We stand on the shoulders of giants, and also normal sized people.
2 weeks of R&D done, and I'm looking back at footage of us learning new skills from invited artists, mentors, and each other. We spent time with Charlie Wheeller and Beren D'Amico from Barely Methodical Troupe and Kaveh Rahnama from Nearly There Yet, and we've stood on them all.
Standing on them is remembering what it feels like to be thrown in at the deep end. It's been well over 2 decades since I was taught how to swim like that, and learning new things, it appears, involves just as much quiet whimpering and open begging... thankfully we live in a time when notions of 'manhood' are being deconstructed, and here at Wayward Thread, we pride ourselves at demonstrating diverse complex reactions to stressful situations...
Another ordinary-sized person who we have stood on is John Berkavitch, whose mentoring has brought so much depth out of our characters and story-telling. I stood all over him.
So much to do for the show, and more intensely than ever, I am caught between the need to eat (which my immune system treats as an act of war), insomnia (which is the cost of eating), a bleeding eye (from the side-effects of auto-immune meds), and the endless marathon of admin and choreography. Except there is more chaffing. Internal nipple chaffing... of the mind...
Having said that, frustrated and grateful can be a kind of zen, and seeing the world through one good eye reminds me that perspective is everything.
Luckily, as much as I have been standing on the shoulders of others, my dancers also stand on me, so I don't have time for indulgent wordy metaphor-driven self-reflection. Time to get back to the studio, and under some feet.
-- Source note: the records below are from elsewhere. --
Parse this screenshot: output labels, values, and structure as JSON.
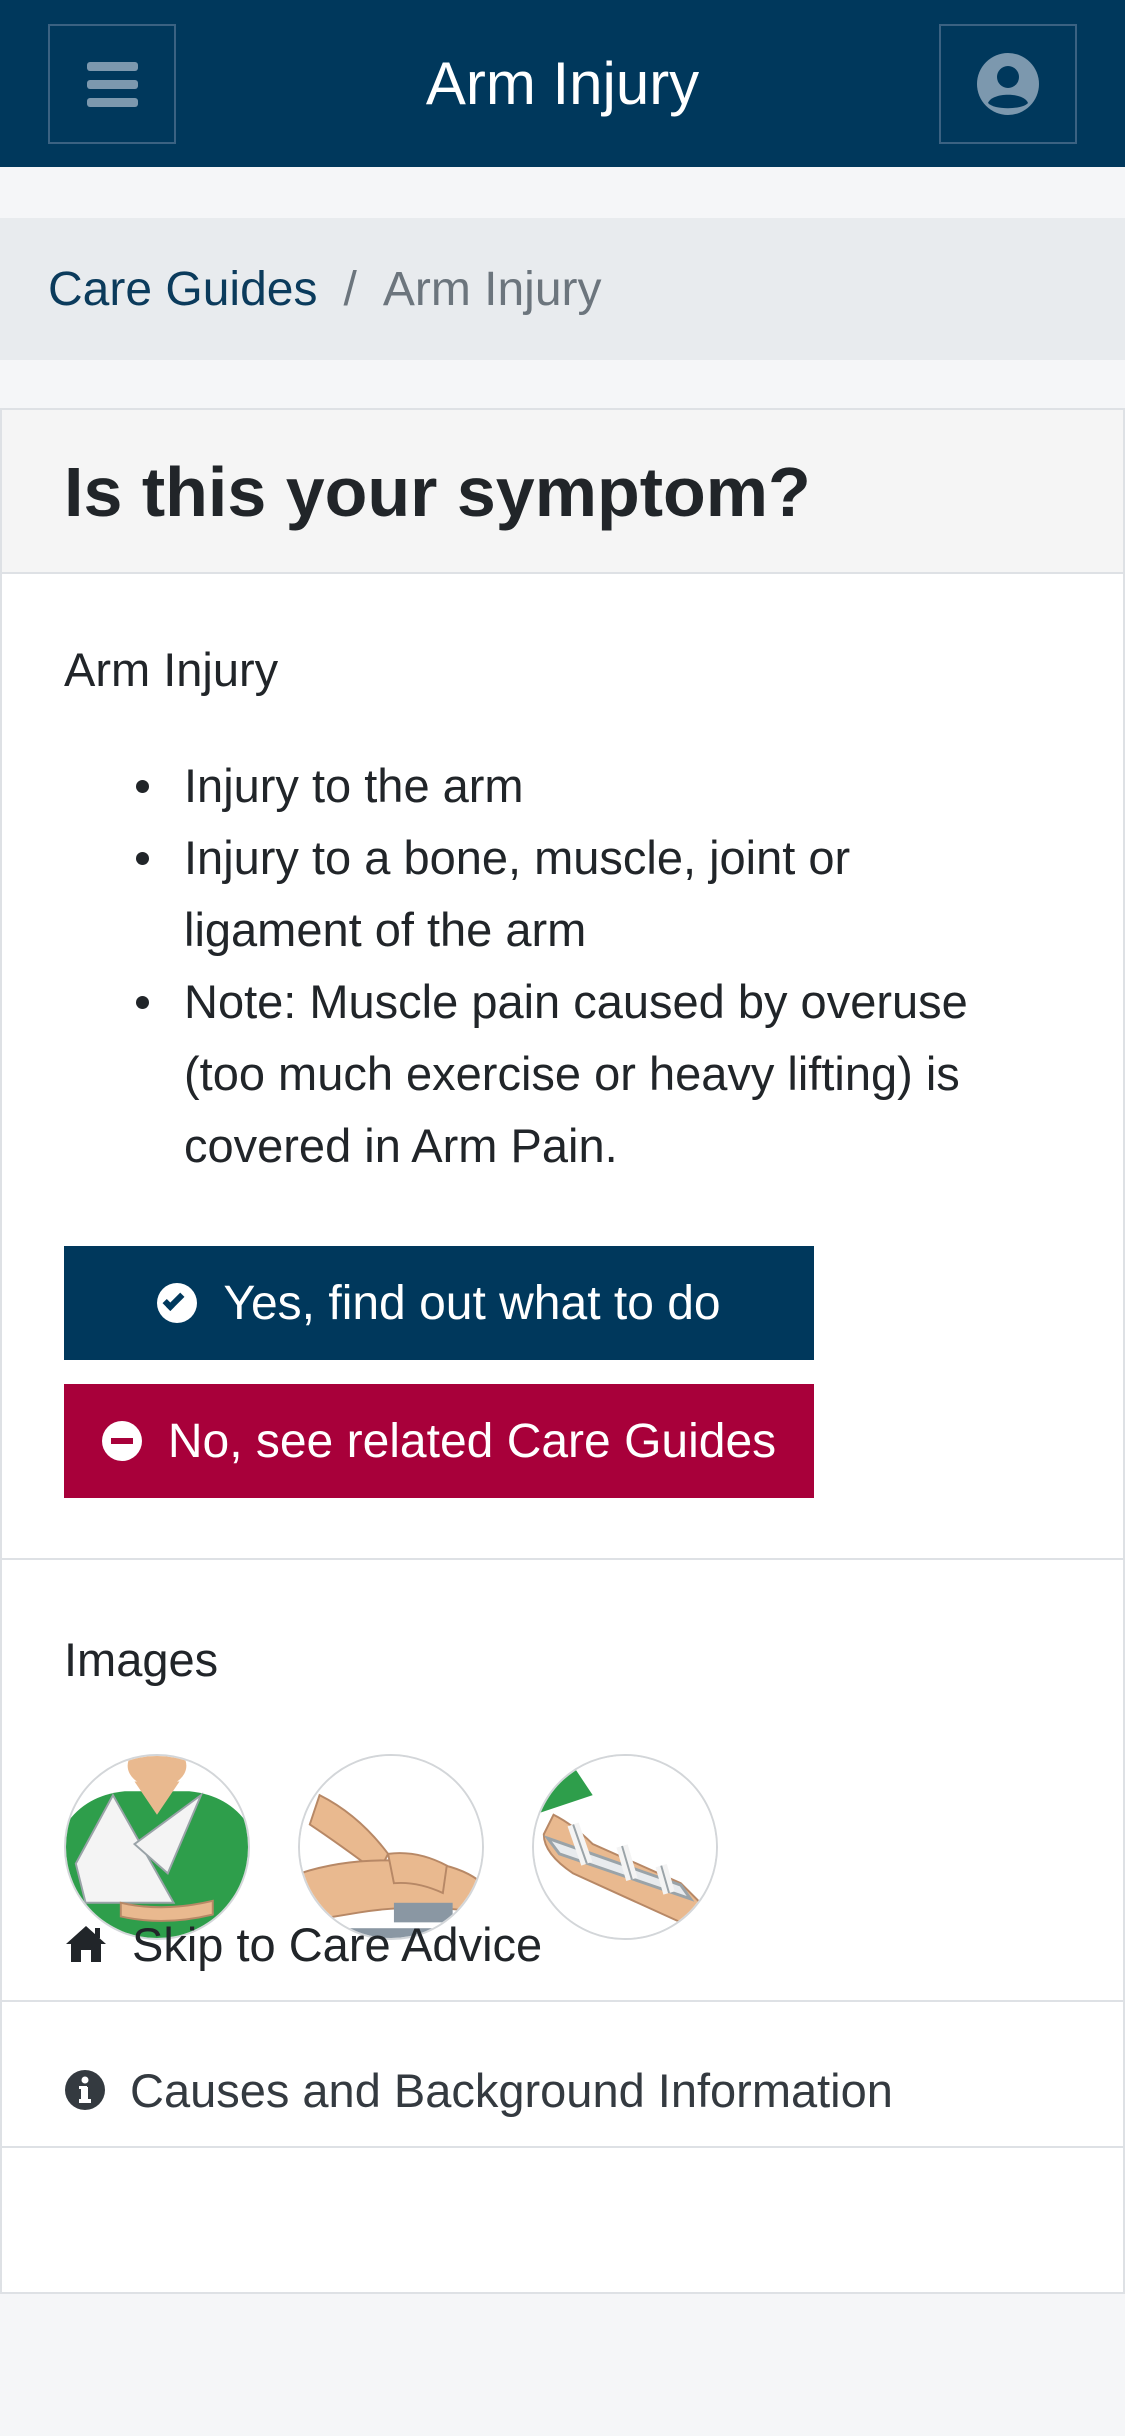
{
  "header": {
    "title": "Arm Injury",
    "menu_icon": "hamburger-menu-icon",
    "user_icon": "user-circle-icon"
  },
  "breadcrumb": {
    "parent": "Care Guides",
    "separator": "/",
    "current": "Arm Injury"
  },
  "card": {
    "title": "Is this your symptom?",
    "symptom_name": "Arm Injury",
    "bullets": [
      "Injury to the arm",
      "Injury to a bone, muscle, joint or ligament of the arm",
      "Note: Muscle pain caused by overuse (too much exercise or heavy lifting) is covered in Arm Pain."
    ],
    "yes_button": "Yes, find out what to do",
    "no_button": "No, see related Care Guides",
    "images_label": "Images",
    "skip_link": "Skip to Care Advice",
    "causes_link": "Causes and Background Information"
  },
  "colors": {
    "primary": "#00385c",
    "danger": "#a8003a",
    "breadcrumb_bg": "#e8ebee",
    "page_bg": "#f5f6f8"
  }
}
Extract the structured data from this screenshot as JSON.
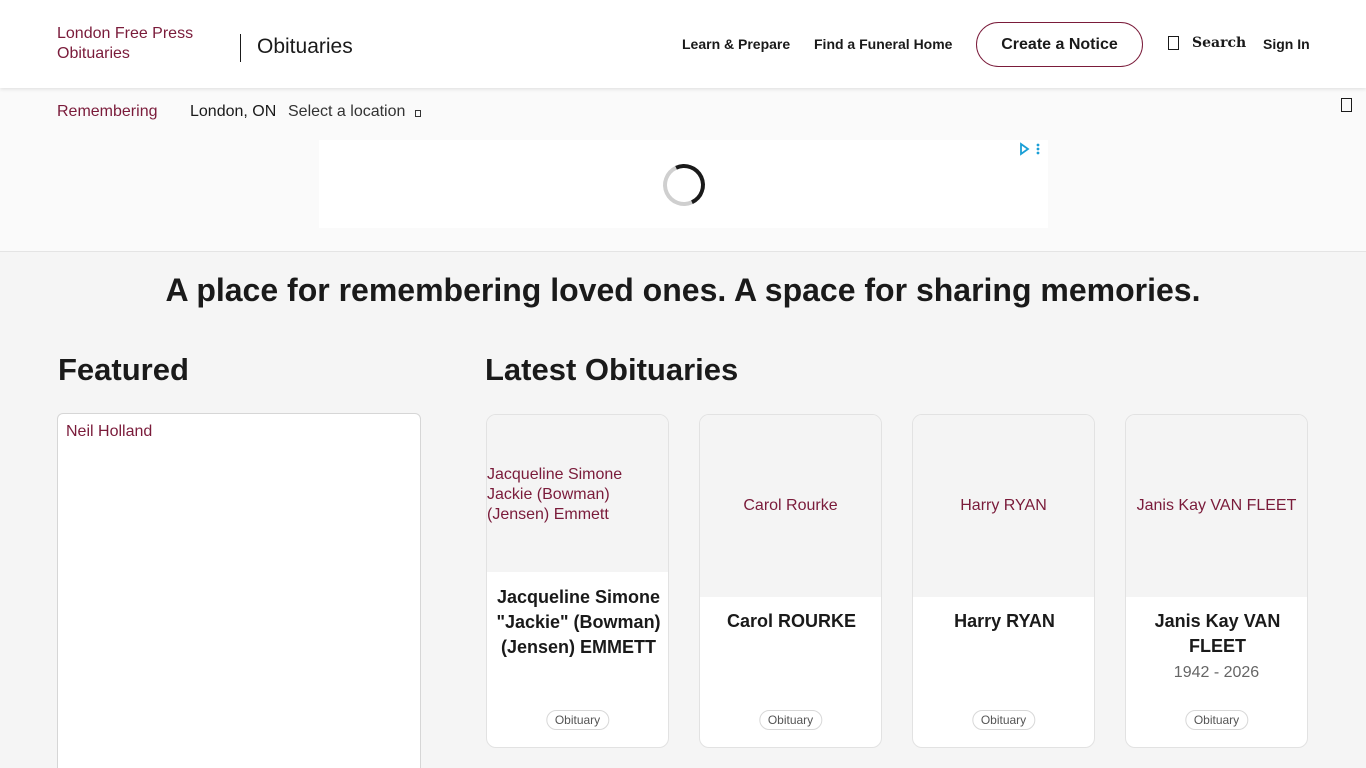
{
  "header": {
    "logo_alt": "London Free Press Obituaries",
    "brand_title": "Obituaries",
    "nav": {
      "learn": "Learn & Prepare",
      "funeral": "Find a Funeral Home",
      "create": "Create a Notice",
      "search": "Search",
      "signin": "Sign In"
    }
  },
  "location_bar": {
    "remembering_alt": "Remembering",
    "city": "London, ON",
    "select_label": "Select a location"
  },
  "main": {
    "tagline": "A place for remembering loved ones. A space for sharing memories.",
    "featured_heading": "Featured",
    "featured_alt": "Neil Holland",
    "latest_heading": "Latest Obituaries",
    "obituaries": [
      {
        "image_alt": "Jacqueline Simone Jackie (Bowman) (Jensen) Emmett",
        "name": "Jacqueline Simone \"Jackie\" (Bowman) (Jensen) EMMETT",
        "years": "",
        "tag": "Obituary"
      },
      {
        "image_alt": "Carol Rourke",
        "name": "Carol ROURKE",
        "years": "",
        "tag": "Obituary"
      },
      {
        "image_alt": "Harry RYAN",
        "name": "Harry RYAN",
        "years": "",
        "tag": "Obituary"
      },
      {
        "image_alt": "Janis Kay VAN FLEET",
        "name": "Janis Kay VAN FLEET",
        "years": "1942 - 2026",
        "tag": "Obituary"
      }
    ]
  },
  "colors": {
    "accent": "#7a1b3a",
    "text": "#1a1a1a",
    "background": "#f5f5f5"
  },
  "icons": {
    "search": "search-icon",
    "location_dropdown": "chevron-down-icon",
    "ad_choices": "ad-choices-icon",
    "loading": "spinner-icon"
  }
}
Shout out to my dancers Vladimir Gruev, Dan Phung, and Andrei Roman.